[YOUR GOAL]
When you reach a picture, leave it out; output everything else in the records exactly.

[THE INPUT]
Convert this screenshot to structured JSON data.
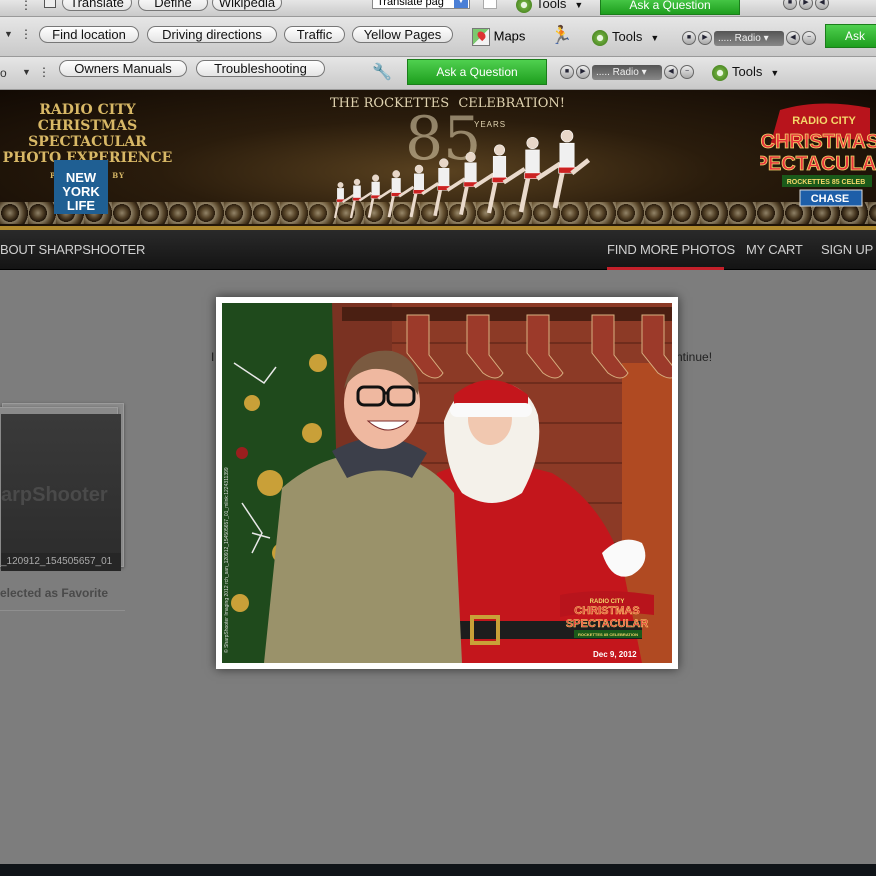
{
  "toolbar1": {
    "buttons": [
      "Translate",
      "Define",
      "Wikipedia"
    ],
    "translate_select": "Translate pag",
    "tools_label": "Tools",
    "ask_label": "Ask a Question"
  },
  "toolbar2": {
    "buttons": [
      "Find location",
      "Driving directions",
      "Traffic",
      "Yellow Pages"
    ],
    "maps_label": "Maps",
    "tools_label": "Tools",
    "radio_label": "Radio",
    "ask_label": "Ask"
  },
  "toolbar3": {
    "left_fragment": "o",
    "buttons": [
      "Owners Manuals",
      "Troubleshooting"
    ],
    "ask_label": "Ask a Question",
    "radio_label": "Radio",
    "tools_label": "Tools"
  },
  "banner": {
    "left_title_lines": [
      "RADIO CITY",
      "CHRISTMAS SPECTACULAR",
      "PHOTO EXPERIENCE"
    ],
    "presented_by": "PRESENTED BY",
    "sponsor_lines": [
      "NEW",
      "YORK",
      "LIFE"
    ],
    "rockettes_left": "THE ROCKETTES",
    "rockettes_right": "CELEBRATION!",
    "anniversary": "85",
    "years": "YEARS",
    "right_logo_lines": [
      "RADIO CITY",
      "CHRISTMAS",
      "SPECTACULAR",
      "ROCKETTES 85 CELEB",
      "CHASE"
    ]
  },
  "nav": {
    "about": "BOUT SHARPSHOOTER",
    "find_more": "FIND MORE PHOTOS",
    "cart": "MY CART",
    "signup": "SIGN UP"
  },
  "content": {
    "thumb_logo": "arpShooter",
    "thumb_filename": "_120912_154505657_01",
    "favorite_text": "elected as Favorite",
    "behind_left": "I",
    "behind_right": "ntinue!"
  },
  "photo": {
    "date": "Dec 9, 2012",
    "logo_lines": [
      "RADIO CITY",
      "CHRISTMAS",
      "SPECTACULAR",
      "ROCKETTES 85 CELEBRATION"
    ],
    "side_text": "© SharpShooter Imaging 2012 rch_san_120912_154505657_01_mlink:1224311399"
  },
  "colors": {
    "ask_green": "#2db52d",
    "nav_active": "#c4202a",
    "banner_gold": "#d8b866"
  },
  "icons": [
    "gear-icon",
    "maps-icon",
    "runner-icon",
    "wrench-icon",
    "checkbox-icon",
    "play-icon",
    "volume-icon"
  ]
}
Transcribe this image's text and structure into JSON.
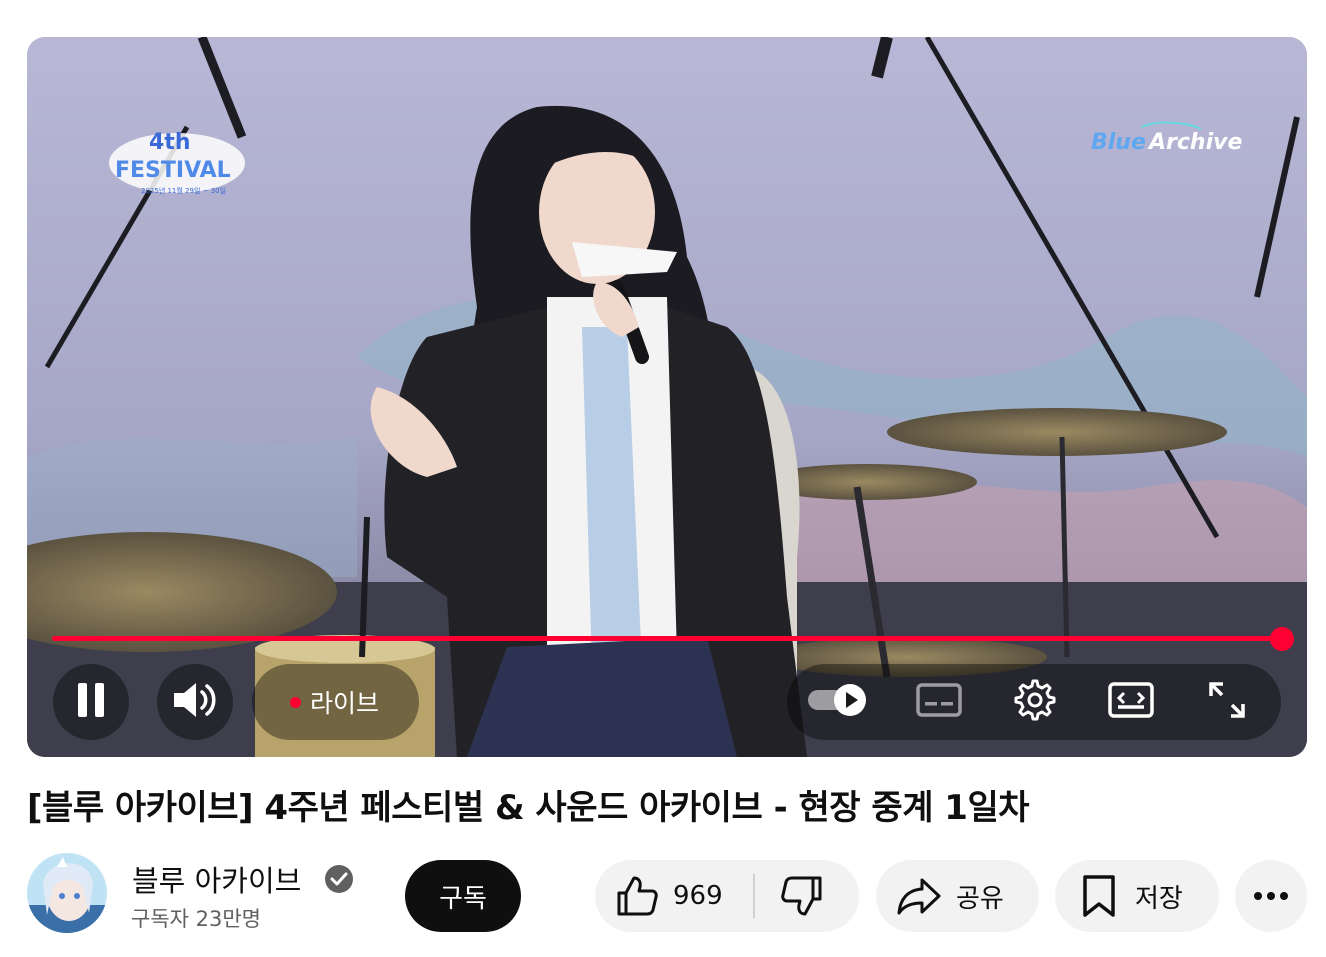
{
  "player": {
    "festival_logo_text": "4th FESTIVAL",
    "festival_logo_sub": "2025년 11월 29일 ~ 30일",
    "brand_logo_text": "BlueArchive",
    "live_label": "라이브",
    "progress": 1.0,
    "accent_color": "#ff0033",
    "controls": {
      "play_pause_icon": "pause-icon",
      "volume_icon": "volume-icon",
      "autoplay_icon": "autoplay-toggle-icon",
      "captions_icon": "captions-icon",
      "settings_icon": "gear-icon",
      "theater_icon": "theater-mode-icon",
      "fullscreen_icon": "fullscreen-icon"
    }
  },
  "video": {
    "title": "[블루 아카이브] 4주년 페스티벌 & 사운드 아카이브 - 현장 중계 1일차"
  },
  "channel": {
    "name": "블루 아카이브",
    "subscribers": "구독자 23만명",
    "subscribe_label": "구독"
  },
  "actions": {
    "like_count": "969",
    "share_label": "공유",
    "save_label": "저장"
  }
}
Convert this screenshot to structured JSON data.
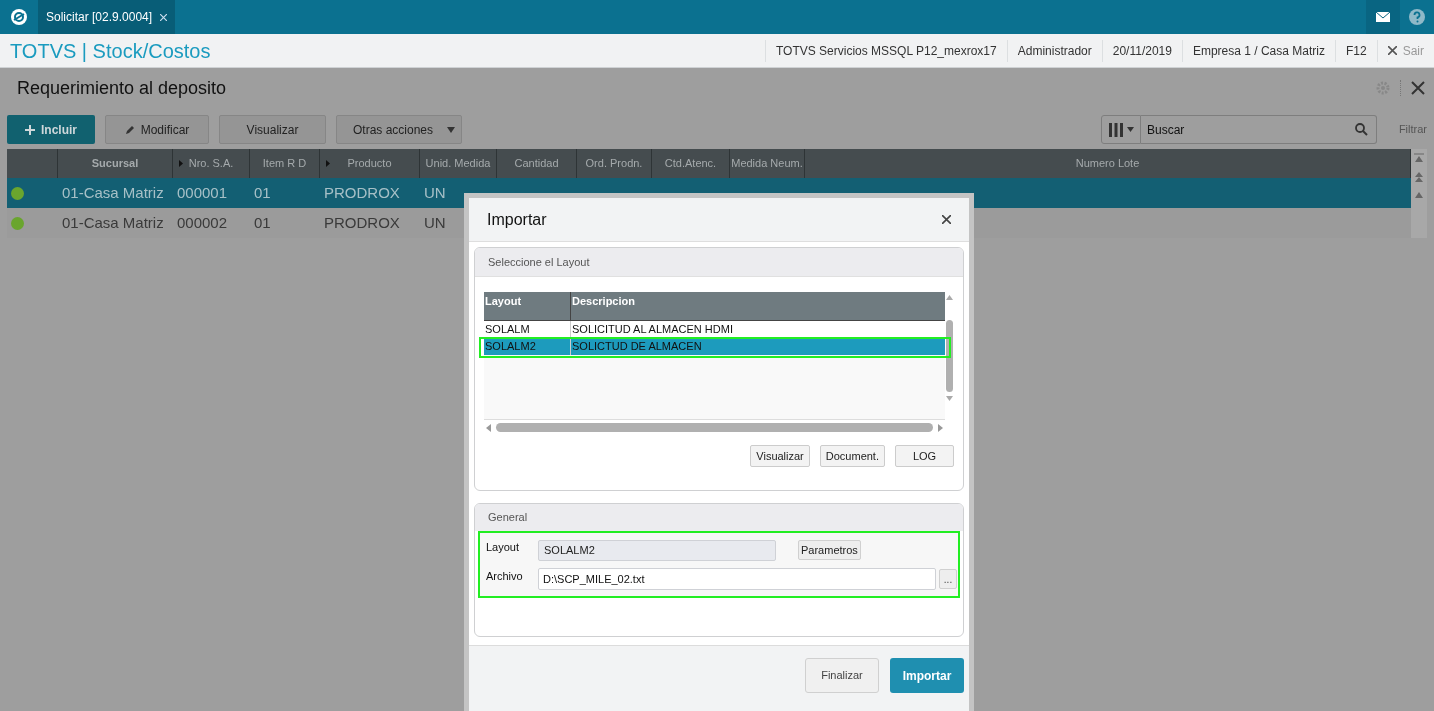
{
  "top_bar": {
    "tab": {
      "label": "Solicitar [02.9.0004]",
      "selected": true
    }
  },
  "header": {
    "app_title": "TOTVS | Stock/Costos",
    "info": [
      "TOTVS Servicios MSSQL P12_mexrox17",
      "Administrador",
      "20/11/2019",
      "Empresa 1 / Casa Matriz",
      "F12"
    ],
    "exit": "Sair"
  },
  "page": {
    "title": "Requerimiento al deposito",
    "toolbar": [
      {
        "label": "Incluir",
        "kind": "primary"
      },
      {
        "label": "Modificar",
        "kind": "edit"
      },
      {
        "label": "Visualizar",
        "kind": "plain"
      },
      {
        "label": "Otras acciones",
        "kind": "menu"
      }
    ],
    "search": {
      "placeholder": "Buscar"
    },
    "filter": "Filtrar",
    "table": {
      "columns": [
        {
          "label": "Sucursal",
          "sortable": false
        },
        {
          "label": "Nro. S.A.",
          "sortable": true
        },
        {
          "label": "Item R D",
          "sortable": false
        },
        {
          "label": "Producto",
          "sortable": true
        },
        {
          "label": "Unid. Medida",
          "sortable": false
        },
        {
          "label": "Cantidad",
          "sortable": false
        },
        {
          "label": "Ord. Prodn.",
          "sortable": false
        },
        {
          "label": "Ctd.Atenc.",
          "sortable": false
        },
        {
          "label": "Medida Neum.",
          "sortable": false
        },
        {
          "label": "Numero Lote",
          "sortable": false
        }
      ],
      "rows": [
        {
          "selected": true,
          "color": "#6aa52e",
          "cells": [
            "01-Casa Matriz",
            "000001",
            "01",
            "PRODROX",
            "UN",
            "",
            "",
            "",
            "",
            ""
          ]
        },
        {
          "selected": false,
          "color": "#6aa52e",
          "cells": [
            "01-Casa Matriz",
            "000002",
            "01",
            "PRODROX",
            "UN",
            "",
            "",
            "",
            "",
            ""
          ]
        }
      ]
    }
  },
  "dialog": {
    "title": "Importar",
    "layout_section": {
      "title": "Seleccione el Layout",
      "columns": [
        "Layout",
        "Descripcion"
      ],
      "rows": [
        {
          "selected": false,
          "highlighted": false,
          "cells": [
            "SOLALM",
            "SOLICITUD AL ALMACEN HDMI"
          ]
        },
        {
          "selected": true,
          "highlighted": true,
          "cells": [
            "SOLALM2",
            "SOLICTUD DE ALMACEN"
          ]
        }
      ],
      "buttons": [
        "Visualizar",
        "Document.",
        "LOG"
      ]
    },
    "general_section": {
      "title": "General",
      "highlighted": true,
      "layout_label": "Layout",
      "layout_value": "SOLALM2",
      "parameters_button": "Parametros",
      "file_label": "Archivo",
      "file_value": "D:\\SCP_MILE_02.txt",
      "browse_button": "..."
    },
    "buttons": [
      {
        "label": "Finalizar",
        "kind": "secondary"
      },
      {
        "label": "Importar",
        "kind": "primary"
      }
    ]
  }
}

[THE COMPLETED TASK]
Convert this screenshot to structured JSON data.
{
  "toolbar1": {
    "buttons": [
      "Translate",
      "Define",
      "Wikipedia"
    ],
    "translate_select": "Translate pag",
    "tools_label": "Tools",
    "ask_label": "Ask a Question"
  },
  "toolbar2": {
    "buttons": [
      "Find location",
      "Driving directions",
      "Traffic",
      "Yellow Pages"
    ],
    "maps_label": "Maps",
    "tools_label": "Tools",
    "radio_label": "Radio",
    "ask_label": "Ask"
  },
  "toolbar3": {
    "left_fragment": "o",
    "buttons": [
      "Owners Manuals",
      "Troubleshooting"
    ],
    "ask_label": "Ask a Question",
    "radio_label": "Radio",
    "tools_label": "Tools"
  },
  "banner": {
    "left_title_lines": [
      "RADIO CITY",
      "CHRISTMAS SPECTACULAR",
      "PHOTO EXPERIENCE"
    ],
    "presented_by": "PRESENTED BY",
    "sponsor_lines": [
      "NEW",
      "YORK",
      "LIFE"
    ],
    "rockettes_left": "THE ROCKETTES",
    "rockettes_right": "CELEBRATION!",
    "anniversary": "85",
    "years": "YEARS",
    "right_logo_lines": [
      "RADIO CITY",
      "CHRISTMAS",
      "SPECTACULAR",
      "ROCKETTES 85 CELEB",
      "CHASE"
    ]
  },
  "nav": {
    "about": "BOUT SHARPSHOOTER",
    "find_more": "FIND MORE PHOTOS",
    "cart": "MY CART",
    "signup": "SIGN UP"
  },
  "content": {
    "thumb_logo": "arpShooter",
    "thumb_filename": "_120912_154505657_01",
    "favorite_text": "elected as Favorite",
    "behind_left": "I",
    "behind_right": "ntinue!"
  },
  "photo": {
    "date": "Dec 9, 2012",
    "logo_lines": [
      "RADIO CITY",
      "CHRISTMAS",
      "SPECTACULAR",
      "ROCKETTES 85 CELEBRATION"
    ],
    "side_text": "© SharpShooter Imaging 2012 rch_san_120912_154505657_01_mlink:1224311399"
  },
  "colors": {
    "ask_green": "#2db52d",
    "nav_active": "#c4202a",
    "banner_gold": "#d8b866"
  },
  "icons": [
    "gear-icon",
    "maps-icon",
    "runner-icon",
    "wrench-icon",
    "checkbox-icon",
    "play-icon",
    "volume-icon"
  ]
}
Transcribe this image's text and structure into JSON.
{
  "player": {
    "festival_logo_text": "4th FESTIVAL",
    "festival_logo_sub": "2025년 11월 29일 ~ 30일",
    "brand_logo_text": "BlueArchive",
    "live_label": "라이브",
    "progress": 1.0,
    "accent_color": "#ff0033",
    "controls": {
      "play_pause_icon": "pause-icon",
      "volume_icon": "volume-icon",
      "autoplay_icon": "autoplay-toggle-icon",
      "captions_icon": "captions-icon",
      "settings_icon": "gear-icon",
      "theater_icon": "theater-mode-icon",
      "fullscreen_icon": "fullscreen-icon"
    }
  },
  "video": {
    "title": "[블루 아카이브] 4주년 페스티벌 & 사운드 아카이브 - 현장 중계 1일차"
  },
  "channel": {
    "name": "블루 아카이브",
    "subscribers": "구독자 23만명",
    "subscribe_label": "구독"
  },
  "actions": {
    "like_count": "969",
    "share_label": "공유",
    "save_label": "저장"
  }
}
Convert this screenshot to structured JSON data.
{
  "top_bar": {
    "tab": {
      "label": "Solicitar [02.9.0004]",
      "selected": true
    }
  },
  "header": {
    "app_title": "TOTVS | Stock/Costos",
    "info": [
      "TOTVS Servicios MSSQL P12_mexrox17",
      "Administrador",
      "20/11/2019",
      "Empresa 1 / Casa Matriz",
      "F12"
    ],
    "exit": "Sair"
  },
  "page": {
    "title": "Requerimiento al deposito",
    "toolbar": [
      {
        "label": "Incluir",
        "kind": "primary"
      },
      {
        "label": "Modificar",
        "kind": "edit"
      },
      {
        "label": "Visualizar",
        "kind": "plain"
      },
      {
        "label": "Otras acciones",
        "kind": "menu"
      }
    ],
    "search": {
      "placeholder": "Buscar"
    },
    "filter": "Filtrar",
    "table": {
      "columns": [
        {
          "label": "Sucursal",
          "sortable": false
        },
        {
          "label": "Nro. S.A.",
          "sortable": true
        },
        {
          "label": "Item R D",
          "sortable": false
        },
        {
          "label": "Producto",
          "sortable": true
        },
        {
          "label": "Unid. Medida",
          "sortable": false
        },
        {
          "label": "Cantidad",
          "sortable": false
        },
        {
          "label": "Ord. Prodn.",
          "sortable": false
        },
        {
          "label": "Ctd.Atenc.",
          "sortable": false
        },
        {
          "label": "Medida Neum.",
          "sortable": false
        },
        {
          "label": "Numero Lote",
          "sortable": false
        }
      ],
      "rows": [
        {
          "selected": true,
          "color": "#6aa52e",
          "cells": [
            "01-Casa Matriz",
            "000001",
            "01",
            "PRODROX",
            "UN",
            "",
            "",
            "",
            "",
            ""
          ]
        },
        {
          "selected": false,
          "color": "#6aa52e",
          "cells": [
            "01-Casa Matriz",
            "000002",
            "01",
            "PRODROX",
            "UN",
            "",
            "",
            "",
            "",
            ""
          ]
        }
      ]
    }
  },
  "dialog": {
    "title": "Importar",
    "layout_section": {
      "title": "Seleccione el Layout",
      "columns": [
        "Layout",
        "Descripcion"
      ],
      "rows": [
        {
          "selected": false,
          "highlighted": false,
          "cells": [
            "SOLALM",
            "SOLICITUD AL ALMACEN HDMI"
          ]
        },
        {
          "selected": true,
          "highlighted": true,
          "cells": [
            "SOLALM2",
            "SOLICTUD DE ALMACEN"
          ]
        }
      ],
      "buttons": [
        "Visualizar",
        "Document.",
        "LOG"
      ]
    },
    "general_section": {
      "title": "General",
      "highlighted": true,
      "layout_label": "Layout",
      "layout_value": "SOLALM2",
      "parameters_button": "Parametros",
      "file_label": "Archivo",
      "file_value": "D:\\SCP_MILE_02.txt",
      "browse_button": "..."
    },
    "buttons": [
      {
        "label": "Finalizar",
        "kind": "secondary"
      },
      {
        "label": "Importar",
        "kind": "primary"
      }
    ]
  }
}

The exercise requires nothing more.